• **WORK ORDER**:
Top to bottom, output the entries that follow exactly.

• **DATA SECTION**:

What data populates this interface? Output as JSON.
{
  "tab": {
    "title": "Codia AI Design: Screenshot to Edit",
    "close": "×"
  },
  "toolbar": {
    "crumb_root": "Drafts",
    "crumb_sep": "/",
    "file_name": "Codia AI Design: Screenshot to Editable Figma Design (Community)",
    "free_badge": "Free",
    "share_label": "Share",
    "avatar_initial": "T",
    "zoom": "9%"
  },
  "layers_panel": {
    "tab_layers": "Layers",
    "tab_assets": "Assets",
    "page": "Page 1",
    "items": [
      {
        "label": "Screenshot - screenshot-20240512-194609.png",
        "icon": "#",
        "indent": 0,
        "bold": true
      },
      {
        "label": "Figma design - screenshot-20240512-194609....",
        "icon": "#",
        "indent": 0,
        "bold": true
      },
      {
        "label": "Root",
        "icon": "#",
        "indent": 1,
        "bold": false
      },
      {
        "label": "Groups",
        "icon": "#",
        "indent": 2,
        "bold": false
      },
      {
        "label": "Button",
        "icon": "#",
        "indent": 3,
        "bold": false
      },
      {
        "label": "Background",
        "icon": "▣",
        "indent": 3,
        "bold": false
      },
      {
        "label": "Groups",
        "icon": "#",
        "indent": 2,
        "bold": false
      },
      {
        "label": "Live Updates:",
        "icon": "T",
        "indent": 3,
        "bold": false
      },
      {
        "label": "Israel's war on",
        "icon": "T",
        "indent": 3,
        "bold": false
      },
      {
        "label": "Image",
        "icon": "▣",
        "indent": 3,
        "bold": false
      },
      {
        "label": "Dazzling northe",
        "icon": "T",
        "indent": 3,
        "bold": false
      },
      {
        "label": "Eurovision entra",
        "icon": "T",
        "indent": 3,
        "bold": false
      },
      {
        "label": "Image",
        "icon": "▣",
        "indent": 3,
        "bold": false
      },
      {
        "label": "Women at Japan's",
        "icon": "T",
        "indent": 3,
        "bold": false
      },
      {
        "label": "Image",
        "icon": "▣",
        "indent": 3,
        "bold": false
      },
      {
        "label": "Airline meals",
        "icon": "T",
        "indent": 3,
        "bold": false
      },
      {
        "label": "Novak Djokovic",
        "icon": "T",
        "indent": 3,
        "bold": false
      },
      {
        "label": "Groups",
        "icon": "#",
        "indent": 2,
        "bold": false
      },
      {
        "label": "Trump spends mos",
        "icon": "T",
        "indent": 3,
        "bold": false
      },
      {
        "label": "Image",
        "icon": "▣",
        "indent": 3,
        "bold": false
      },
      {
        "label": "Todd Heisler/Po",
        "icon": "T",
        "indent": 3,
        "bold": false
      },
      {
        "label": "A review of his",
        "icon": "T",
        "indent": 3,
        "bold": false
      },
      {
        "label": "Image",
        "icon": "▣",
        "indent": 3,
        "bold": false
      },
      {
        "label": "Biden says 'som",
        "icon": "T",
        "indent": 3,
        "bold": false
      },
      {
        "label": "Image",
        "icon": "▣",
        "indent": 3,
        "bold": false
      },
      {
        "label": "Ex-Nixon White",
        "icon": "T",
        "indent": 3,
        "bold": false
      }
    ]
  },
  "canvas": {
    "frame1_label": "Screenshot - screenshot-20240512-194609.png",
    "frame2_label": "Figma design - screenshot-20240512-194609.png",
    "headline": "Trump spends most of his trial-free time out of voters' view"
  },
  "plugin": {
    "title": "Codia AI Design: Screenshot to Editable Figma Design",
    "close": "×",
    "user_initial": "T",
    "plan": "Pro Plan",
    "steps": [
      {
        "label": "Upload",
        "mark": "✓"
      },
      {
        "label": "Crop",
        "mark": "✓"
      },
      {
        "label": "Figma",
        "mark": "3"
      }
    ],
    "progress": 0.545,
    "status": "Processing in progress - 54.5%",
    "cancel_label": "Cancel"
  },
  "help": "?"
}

• **ANSWER SPACE**:
What data populates this interface? Output as JSON.
{
  "tab": {
    "title": "Codia AI Design: Screenshot to Edit",
    "close": "×"
  },
  "toolbar": {
    "crumb_root": "Drafts",
    "crumb_sep": "/",
    "file_name": "Codia AI Design: Screenshot to Editable Figma Design (Community)",
    "free_badge": "Free",
    "share_label": "Share",
    "avatar_initial": "T",
    "zoom": "9%"
  },
  "layers_panel": {
    "tab_layers": "Layers",
    "tab_assets": "Assets",
    "page": "Page 1",
    "items": [
      {
        "label": "Screenshot - screenshot-20240512-194609.png",
        "icon": "#",
        "indent": 0,
        "bold": true
      },
      {
        "label": "Figma design - screenshot-20240512-194609....",
        "icon": "#",
        "indent": 0,
        "bold": true
      },
      {
        "label": "Root",
        "icon": "#",
        "indent": 1,
        "bold": false
      },
      {
        "label": "Groups",
        "icon": "#",
        "indent": 2,
        "bold": false
      },
      {
        "label": "Button",
        "icon": "#",
        "indent": 3,
        "bold": false
      },
      {
        "label": "Background",
        "icon": "▣",
        "indent": 3,
        "bold": false
      },
      {
        "label": "Groups",
        "icon": "#",
        "indent": 2,
        "bold": false
      },
      {
        "label": "Live Updates:",
        "icon": "T",
        "indent": 3,
        "bold": false
      },
      {
        "label": "Israel's war on",
        "icon": "T",
        "indent": 3,
        "bold": false
      },
      {
        "label": "Image",
        "icon": "▣",
        "indent": 3,
        "bold": false
      },
      {
        "label": "Dazzling northe",
        "icon": "T",
        "indent": 3,
        "bold": false
      },
      {
        "label": "Eurovision entra",
        "icon": "T",
        "indent": 3,
        "bold": false
      },
      {
        "label": "Image",
        "icon": "▣",
        "indent": 3,
        "bold": false
      },
      {
        "label": "Women at Japan's",
        "icon": "T",
        "indent": 3,
        "bold": false
      },
      {
        "label": "Image",
        "icon": "▣",
        "indent": 3,
        "bold": false
      },
      {
        "label": "Airline meals",
        "icon": "T",
        "indent": 3,
        "bold": false
      },
      {
        "label": "Novak Djokovic",
        "icon": "T",
        "indent": 3,
        "bold": false
      },
      {
        "label": "Groups",
        "icon": "#",
        "indent": 2,
        "bold": false
      },
      {
        "label": "Trump spends mos",
        "icon": "T",
        "indent": 3,
        "bold": false
      },
      {
        "label": "Image",
        "icon": "▣",
        "indent": 3,
        "bold": false
      },
      {
        "label": "Todd Heisler/Po",
        "icon": "T",
        "indent": 3,
        "bold": false
      },
      {
        "label": "A review of his",
        "icon": "T",
        "indent": 3,
        "bold": false
      },
      {
        "label": "Image",
        "icon": "▣",
        "indent": 3,
        "bold": false
      },
      {
        "label": "Biden says 'som",
        "icon": "T",
        "indent": 3,
        "bold": false
      },
      {
        "label": "Image",
        "icon": "▣",
        "indent": 3,
        "bold": false
      },
      {
        "label": "Ex-Nixon White",
        "icon": "T",
        "indent": 3,
        "bold": false
      }
    ]
  },
  "canvas": {
    "frame1_label": "Screenshot - screenshot-20240512-194609.png",
    "frame2_label": "Figma design - screenshot-20240512-194609.png",
    "headline": "Trump spends most of his trial-free time out of voters' view"
  },
  "plugin": {
    "title": "Codia AI Design: Screenshot to Editable Figma Design",
    "close": "×",
    "user_initial": "T",
    "plan": "Pro Plan",
    "steps": [
      {
        "label": "Upload",
        "mark": "✓"
      },
      {
        "label": "Crop",
        "mark": "✓"
      },
      {
        "label": "Figma",
        "mark": "3"
      }
    ],
    "progress": 0.545,
    "status": "Processing in progress - 54.5%",
    "cancel_label": "Cancel"
  },
  "help": "?"
}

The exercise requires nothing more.